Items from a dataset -
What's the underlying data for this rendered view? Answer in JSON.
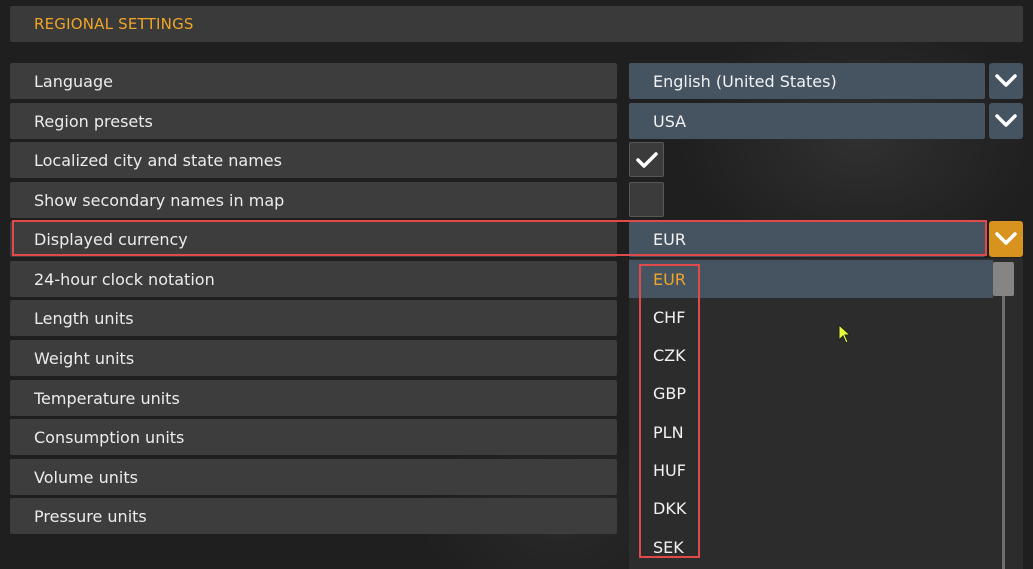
{
  "header": {
    "title": "REGIONAL SETTINGS"
  },
  "settings": [
    {
      "label": "Language",
      "value": "English (United States)"
    },
    {
      "label": "Region presets",
      "value": "USA"
    },
    {
      "label": "Localized city and state names",
      "checked": true
    },
    {
      "label": "Show secondary names in map",
      "checked": false
    },
    {
      "label": "Displayed currency",
      "value": "EUR"
    },
    {
      "label": "24-hour clock notation"
    },
    {
      "label": "Length units"
    },
    {
      "label": "Weight units"
    },
    {
      "label": "Temperature units"
    },
    {
      "label": "Consumption units"
    },
    {
      "label": "Volume units"
    },
    {
      "label": "Pressure units"
    }
  ],
  "currency_dropdown": {
    "options": [
      "EUR",
      "CHF",
      "CZK",
      "GBP",
      "PLN",
      "HUF",
      "DKK",
      "SEK"
    ],
    "selected": "EUR"
  },
  "icons": {
    "dropdown": "chevron-down-icon",
    "checkbox": "checkmark-icon"
  },
  "colors": {
    "accent": "#f0a526",
    "highlight": "#e04a4a",
    "value_bg": "#465360"
  }
}
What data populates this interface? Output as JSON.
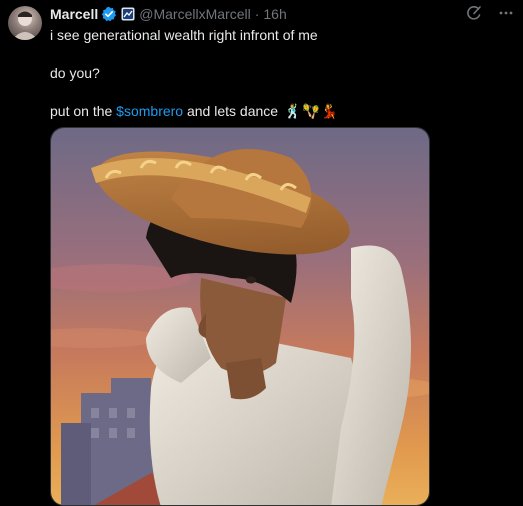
{
  "tweet": {
    "author_name": "Marcell",
    "handle": "@MarcellxMarcell",
    "separator": "·",
    "time": "16h",
    "lines": [
      "i see generational wealth right infront of me",
      "do you?"
    ],
    "last_line_prefix": "put on the ",
    "cashtag": "$sombrero",
    "last_line_suffix": " and lets dance ",
    "emojis": "🕺🪇💃"
  },
  "icons": {
    "verified": "verified-badge-icon",
    "affiliate": "affiliate-badge-icon",
    "grok": "grok-icon",
    "more": "more-options-icon"
  },
  "colors": {
    "background": "#000000",
    "text": "#e7e9ea",
    "muted": "#71767b",
    "link": "#1d9bf0",
    "verified": "#1d9bf0"
  }
}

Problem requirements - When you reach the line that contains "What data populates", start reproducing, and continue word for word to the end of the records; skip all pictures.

Response area -
What data populates this interface? Output as JSON.
{
  "tweet": {
    "author_name": "Marcell",
    "handle": "@MarcellxMarcell",
    "separator": "·",
    "time": "16h",
    "lines": [
      "i see generational wealth right infront of me",
      "do you?"
    ],
    "last_line_prefix": "put on the ",
    "cashtag": "$sombrero",
    "last_line_suffix": " and lets dance ",
    "emojis": "🕺🪇💃"
  },
  "icons": {
    "verified": "verified-badge-icon",
    "affiliate": "affiliate-badge-icon",
    "grok": "grok-icon",
    "more": "more-options-icon"
  },
  "colors": {
    "background": "#000000",
    "text": "#e7e9ea",
    "muted": "#71767b",
    "link": "#1d9bf0",
    "verified": "#1d9bf0"
  }
}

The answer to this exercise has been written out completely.